● Website and app data records:
* * * *
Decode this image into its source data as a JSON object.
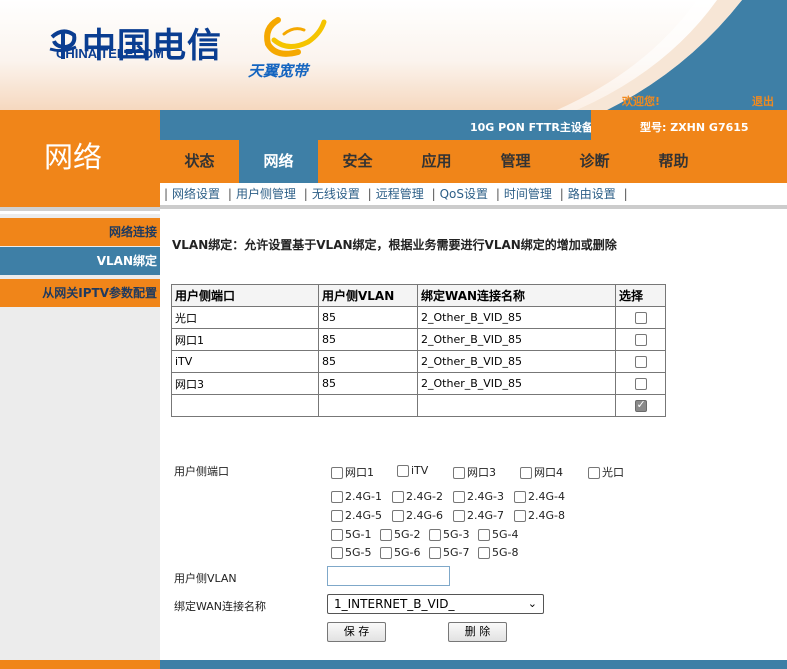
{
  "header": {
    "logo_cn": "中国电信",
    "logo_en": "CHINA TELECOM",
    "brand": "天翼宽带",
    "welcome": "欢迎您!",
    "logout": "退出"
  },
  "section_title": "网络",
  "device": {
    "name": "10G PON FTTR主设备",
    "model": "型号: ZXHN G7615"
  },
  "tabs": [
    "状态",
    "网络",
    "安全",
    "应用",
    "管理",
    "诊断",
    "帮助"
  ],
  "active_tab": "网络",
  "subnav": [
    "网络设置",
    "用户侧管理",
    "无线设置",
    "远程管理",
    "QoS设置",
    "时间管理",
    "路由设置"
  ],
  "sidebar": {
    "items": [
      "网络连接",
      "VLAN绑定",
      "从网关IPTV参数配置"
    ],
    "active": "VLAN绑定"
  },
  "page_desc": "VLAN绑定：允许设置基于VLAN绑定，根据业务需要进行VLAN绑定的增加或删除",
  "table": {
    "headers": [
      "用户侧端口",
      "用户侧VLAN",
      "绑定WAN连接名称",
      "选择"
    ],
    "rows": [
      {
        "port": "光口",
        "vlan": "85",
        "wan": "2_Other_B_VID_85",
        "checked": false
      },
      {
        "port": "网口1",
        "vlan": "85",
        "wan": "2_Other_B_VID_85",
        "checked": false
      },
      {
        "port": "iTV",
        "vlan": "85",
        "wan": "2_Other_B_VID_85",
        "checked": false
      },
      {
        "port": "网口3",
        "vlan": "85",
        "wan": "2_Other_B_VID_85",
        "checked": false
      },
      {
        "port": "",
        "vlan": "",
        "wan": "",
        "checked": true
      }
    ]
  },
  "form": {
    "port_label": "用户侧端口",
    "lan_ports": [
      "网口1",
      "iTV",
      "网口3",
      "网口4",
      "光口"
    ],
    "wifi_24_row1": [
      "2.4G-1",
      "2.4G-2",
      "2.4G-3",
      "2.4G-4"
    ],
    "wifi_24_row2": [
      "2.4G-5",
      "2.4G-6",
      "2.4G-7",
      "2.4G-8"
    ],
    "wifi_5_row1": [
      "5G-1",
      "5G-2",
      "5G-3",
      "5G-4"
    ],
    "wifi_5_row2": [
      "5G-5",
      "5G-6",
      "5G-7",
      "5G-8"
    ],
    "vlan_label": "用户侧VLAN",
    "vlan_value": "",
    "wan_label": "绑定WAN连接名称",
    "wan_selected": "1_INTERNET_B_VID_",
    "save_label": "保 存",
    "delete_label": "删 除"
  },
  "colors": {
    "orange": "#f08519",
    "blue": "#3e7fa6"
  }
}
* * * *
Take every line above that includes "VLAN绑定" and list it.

● Expected answer:
      "VLAN绑定",
    "active": "VLAN绑定"
  "page_desc": "VLAN绑定：允许设置基于VLAN绑定，根据业务需要进行VLAN绑定的增加或删除",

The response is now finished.